Katherine Hammond

S. Katharine Hammond

Professor of Environmental Health Sciences
School of Public Health
(510) 643-0289
(510) 642-5815
Research Expertise and Interest
public health, environmental health sciences
Research Description

Research interests include: exposure of construction workers to lead and relationship to blood lead levels, environmental tobacco smoke exposures, measurement of urinary solvent metabolites and the relationship to other exposure assessment parameters.

In the News

May 8, 2015

New awards fund work between U.S., Chinese women scientists

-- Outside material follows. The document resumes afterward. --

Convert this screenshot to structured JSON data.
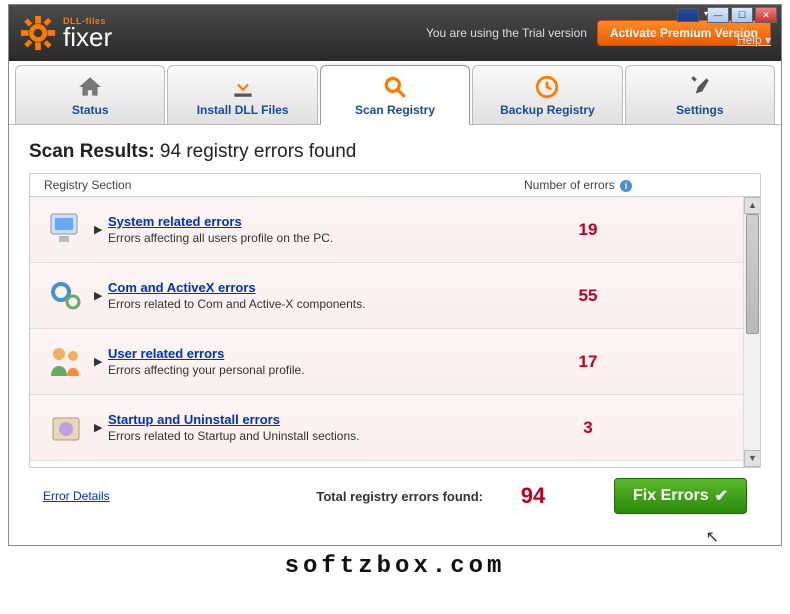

In 2009, cell biologist Lin He changed the direction of her research after a surprisingly fruitful collaboration with a woman scientist in Beijing. The same program that funded that successful project, the Chau Hoi Shuen Foundation Women in Science Program, is now supporting He and two other women faculty for similar collaborations with Chinese women scientists.

August 1, 2013

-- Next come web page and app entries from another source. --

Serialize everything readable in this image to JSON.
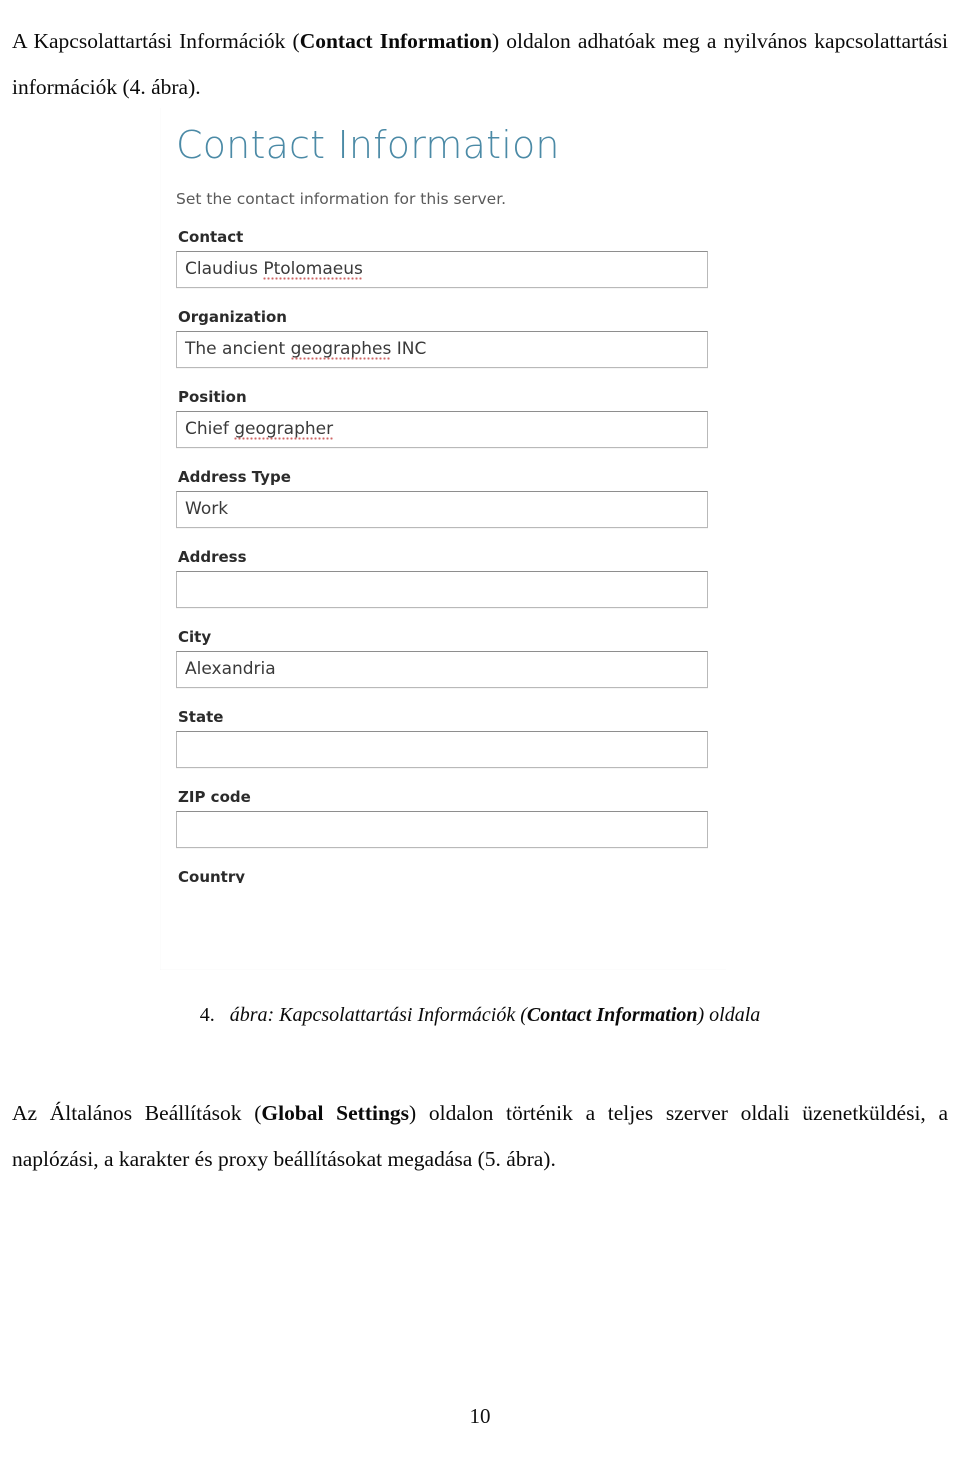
{
  "document": {
    "intro_paragraph": {
      "before_bold": "A Kapcsolattartási Információk (",
      "bold": "Contact Information",
      "after_bold": ") oldalon adhatóak meg a nyilvános kapcsolattartási információk (4. ábra)."
    },
    "figure_caption": {
      "number": "4.",
      "text_before_bold": "ábra: Kapcsolattartási Információk (",
      "bold": "Contact Information",
      "text_after_bold": ") oldala"
    },
    "closing_paragraph": {
      "before_bold": "Az Általános Beállítások (",
      "bold": "Global Settings",
      "after_bold": ") oldalon történik a teljes szerver oldali üzenetküldési, a naplózási, a karakter és proxy beállításokat megadása (5. ábra)."
    },
    "page_number": "10"
  },
  "screenshot": {
    "title": "Contact Information",
    "subtitle": "Set the contact information for this server.",
    "title_color": "#4b8aa6",
    "fields": [
      {
        "label": "Contact",
        "value": "Claudius Ptolomaeus",
        "spellchecked_word": "Ptolomaeus",
        "plain_prefix": "Claudius "
      },
      {
        "label": "Organization",
        "value": "The ancient geographes INC",
        "spellchecked_word": "geographes",
        "plain_prefix": "The ancient ",
        "plain_suffix": " INC"
      },
      {
        "label": "Position",
        "value": "Chief geographer",
        "spellchecked_word": "geographer",
        "plain_prefix": "Chief "
      },
      {
        "label": "Address Type",
        "value": "Work"
      },
      {
        "label": "Address",
        "value": ""
      },
      {
        "label": "City",
        "value": "Alexandria"
      },
      {
        "label": "State",
        "value": ""
      },
      {
        "label": "ZIP code",
        "value": ""
      }
    ],
    "clipped_field_label": "Country"
  }
}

Secondhand Smoke in Bars and Restaurants Means Higher Risk of Asthma and Cancer

In the first study to evaluate the health risks of exposure to secondhand smoke for patrons of restaurants and bars, researchers have found that the risks are well above the acceptable level. The study assessed the risk for lung cancer and heart disease deaths among both patrons and servers and also for asthma initiation—the first study to do so—among servers.

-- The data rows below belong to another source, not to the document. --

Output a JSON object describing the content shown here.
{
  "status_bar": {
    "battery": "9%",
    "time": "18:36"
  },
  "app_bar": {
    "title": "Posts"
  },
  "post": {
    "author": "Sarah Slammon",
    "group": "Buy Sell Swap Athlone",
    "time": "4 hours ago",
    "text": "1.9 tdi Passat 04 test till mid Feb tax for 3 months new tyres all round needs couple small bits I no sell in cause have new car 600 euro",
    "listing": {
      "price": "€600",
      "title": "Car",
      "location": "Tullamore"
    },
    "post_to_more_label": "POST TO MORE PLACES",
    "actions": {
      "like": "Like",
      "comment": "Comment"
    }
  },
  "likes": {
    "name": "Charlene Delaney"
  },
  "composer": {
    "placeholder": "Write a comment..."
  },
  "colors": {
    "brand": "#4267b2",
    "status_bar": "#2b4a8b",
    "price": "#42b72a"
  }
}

October 5, 2010

Air pollution alters immune function, worsens asthma symptoms

Exposure to dirty air is linked to decreased function of a gene that appears to increase the severity of asthma in children, according to a joint study by researchers at Stanford University and UC Berkeley. While air pollution is known to be a source of immediate inflammation, this new study provides one of the first pieces of direct evidence that explains how some ambient air pollutants could have long-term effects.